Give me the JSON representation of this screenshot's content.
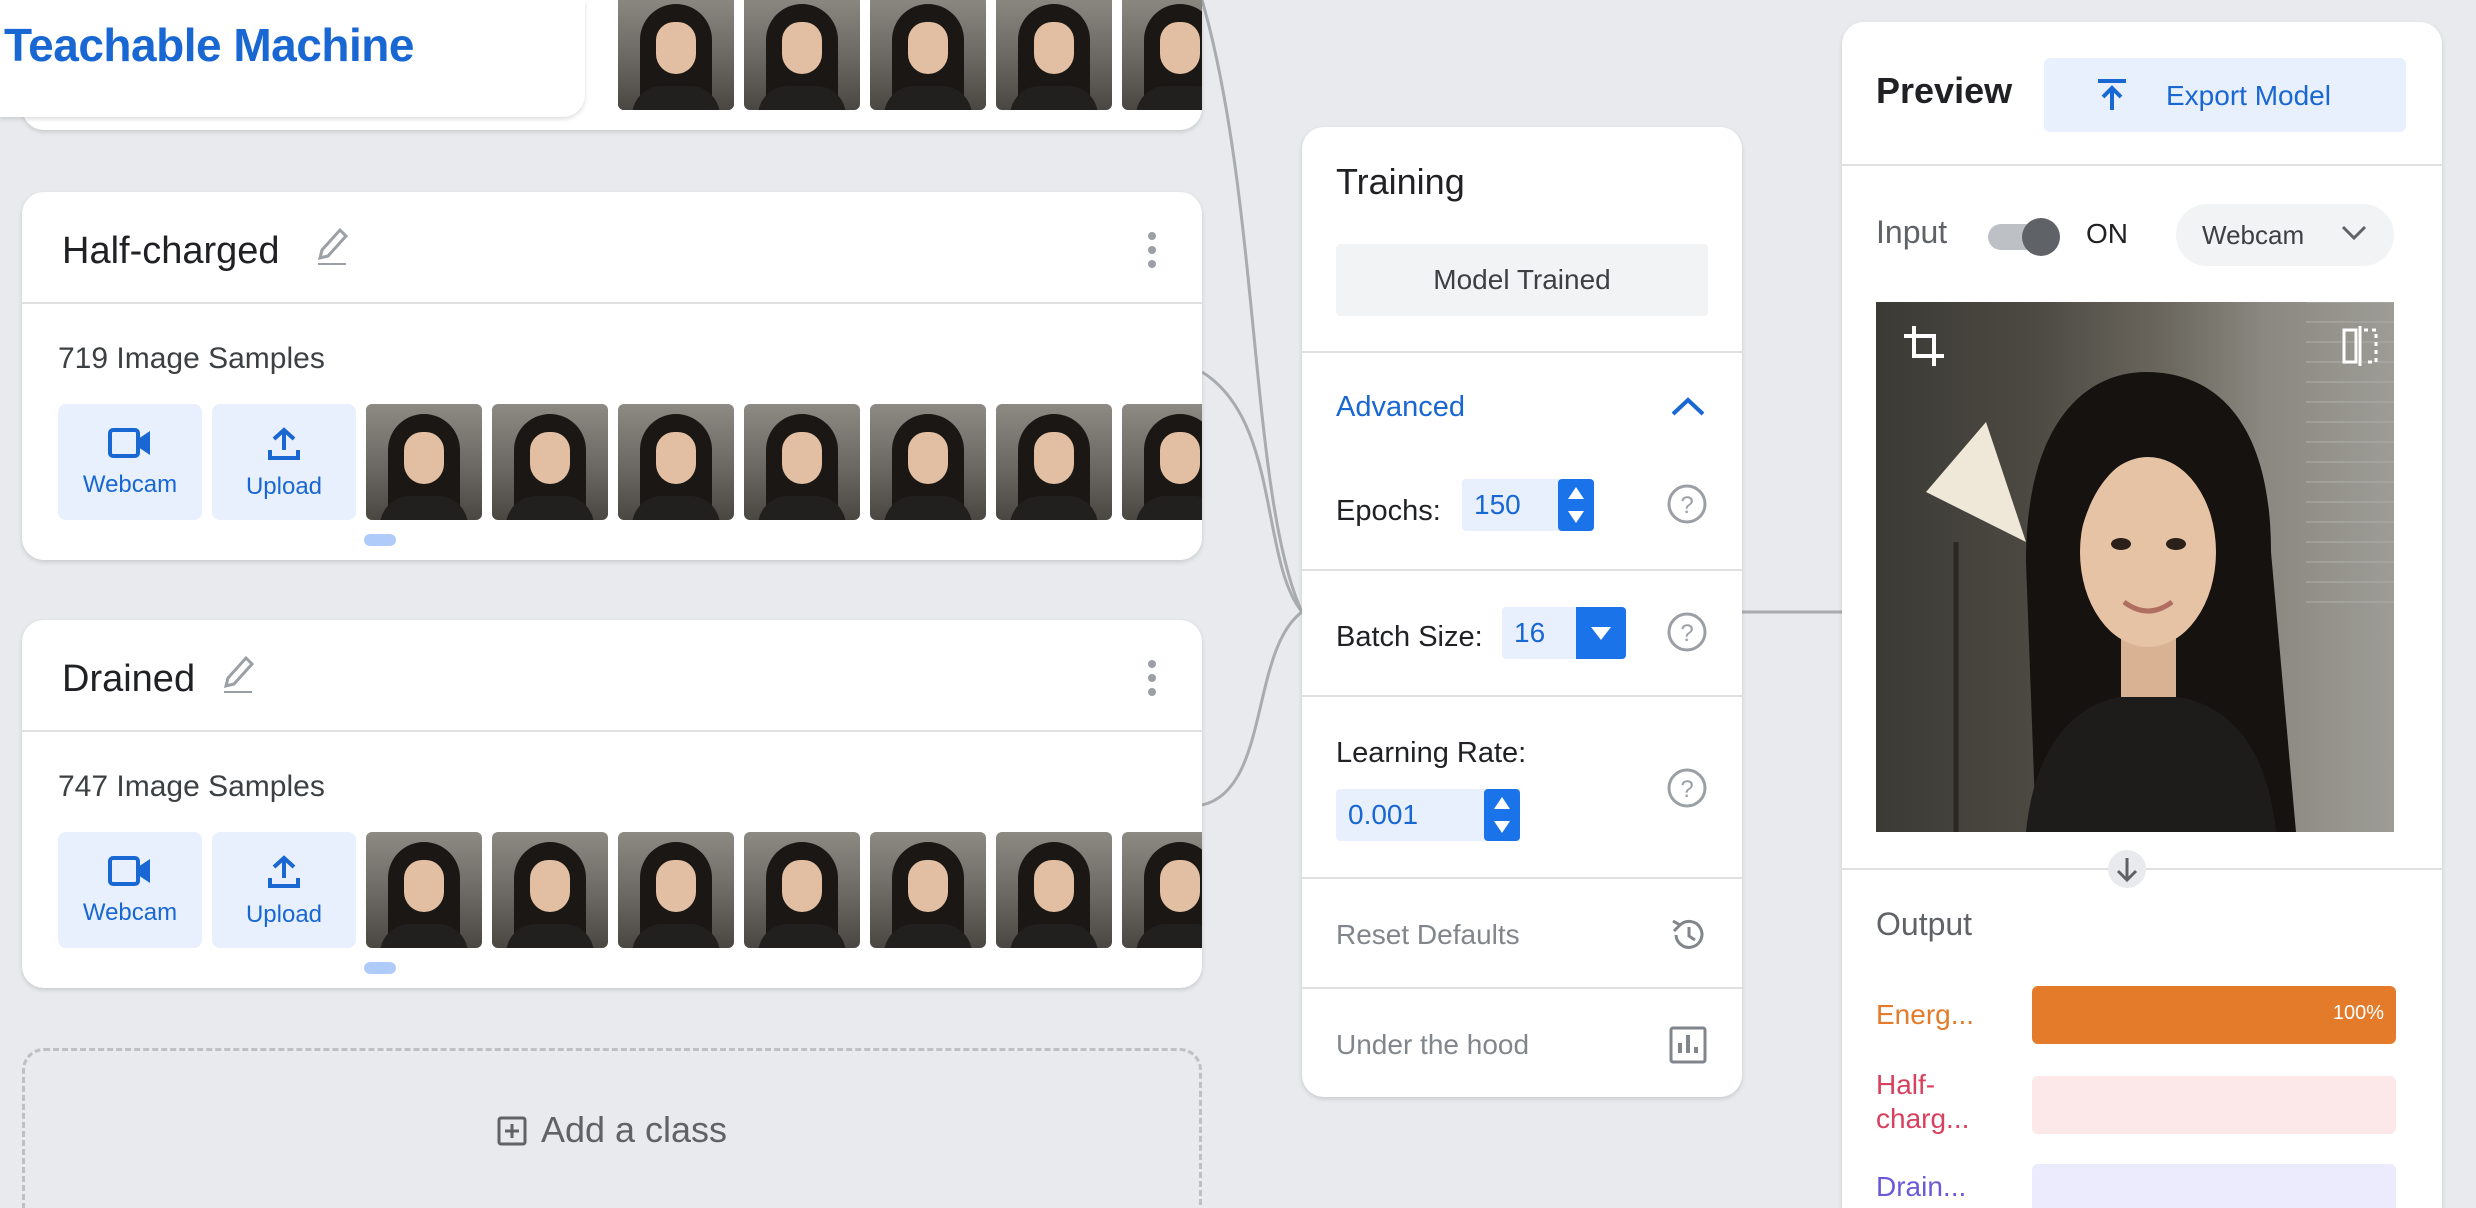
{
  "app": {
    "title": "Teachable Machine"
  },
  "classes": [
    {
      "name": "Half-charged",
      "samples_label": "719 Image Samples",
      "webcam_label": "Webcam",
      "upload_label": "Upload"
    },
    {
      "name": "Drained",
      "samples_label": "747 Image Samples",
      "webcam_label": "Webcam",
      "upload_label": "Upload"
    }
  ],
  "add_class": {
    "label": "Add a class"
  },
  "training": {
    "title": "Training",
    "status_button": "Model Trained",
    "advanced_label": "Advanced",
    "epochs_label": "Epochs:",
    "epochs_value": "150",
    "batch_label": "Batch Size:",
    "batch_value": "16",
    "lr_label": "Learning Rate:",
    "lr_value": "0.001",
    "reset_label": "Reset Defaults",
    "hood_label": "Under the hood"
  },
  "preview": {
    "title": "Preview",
    "export_label": "Export Model",
    "input_label": "Input",
    "toggle_state": "ON",
    "camera_select": "Webcam",
    "output_label": "Output",
    "outputs": [
      {
        "label": "Energ...",
        "percent": 100,
        "percent_label": "100%",
        "color": "#e37b2b",
        "track": "#fce8d7"
      },
      {
        "label": "Half-\ncharg...",
        "percent": 0,
        "percent_label": "",
        "color": "#d9405e",
        "track": "#fce8e8"
      },
      {
        "label": "Drain...",
        "percent": 0,
        "percent_label": "",
        "color": "#6a5ad9",
        "track": "#ecebfd"
      }
    ]
  },
  "colors": {
    "accent": "#1967d2",
    "accent_strong": "#1a73e8",
    "background": "#e8eaed"
  }
}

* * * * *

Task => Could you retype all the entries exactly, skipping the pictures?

Expected output =>
Give me the JSON representation of this screenshot's content.
{
  "app": {
    "title": "Teachable Machine"
  },
  "classes": [
    {
      "name": "Half-charged",
      "samples_label": "719 Image Samples",
      "webcam_label": "Webcam",
      "upload_label": "Upload"
    },
    {
      "name": "Drained",
      "samples_label": "747 Image Samples",
      "webcam_label": "Webcam",
      "upload_label": "Upload"
    }
  ],
  "add_class": {
    "label": "Add a class"
  },
  "training": {
    "title": "Training",
    "status_button": "Model Trained",
    "advanced_label": "Advanced",
    "epochs_label": "Epochs:",
    "epochs_value": "150",
    "batch_label": "Batch Size:",
    "batch_value": "16",
    "lr_label": "Learning Rate:",
    "lr_value": "0.001",
    "reset_label": "Reset Defaults",
    "hood_label": "Under the hood"
  },
  "preview": {
    "title": "Preview",
    "export_label": "Export Model",
    "input_label": "Input",
    "toggle_state": "ON",
    "camera_select": "Webcam",
    "output_label": "Output",
    "outputs": [
      {
        "label": "Energ...",
        "percent": 100,
        "percent_label": "100%",
        "color": "#e37b2b",
        "track": "#fce8d7"
      },
      {
        "label": "Half-\ncharg...",
        "percent": 0,
        "percent_label": "",
        "color": "#d9405e",
        "track": "#fce8e8"
      },
      {
        "label": "Drain...",
        "percent": 0,
        "percent_label": "",
        "color": "#6a5ad9",
        "track": "#ecebfd"
      }
    ]
  },
  "colors": {
    "accent": "#1967d2",
    "accent_strong": "#1a73e8",
    "background": "#e8eaed"
  }
}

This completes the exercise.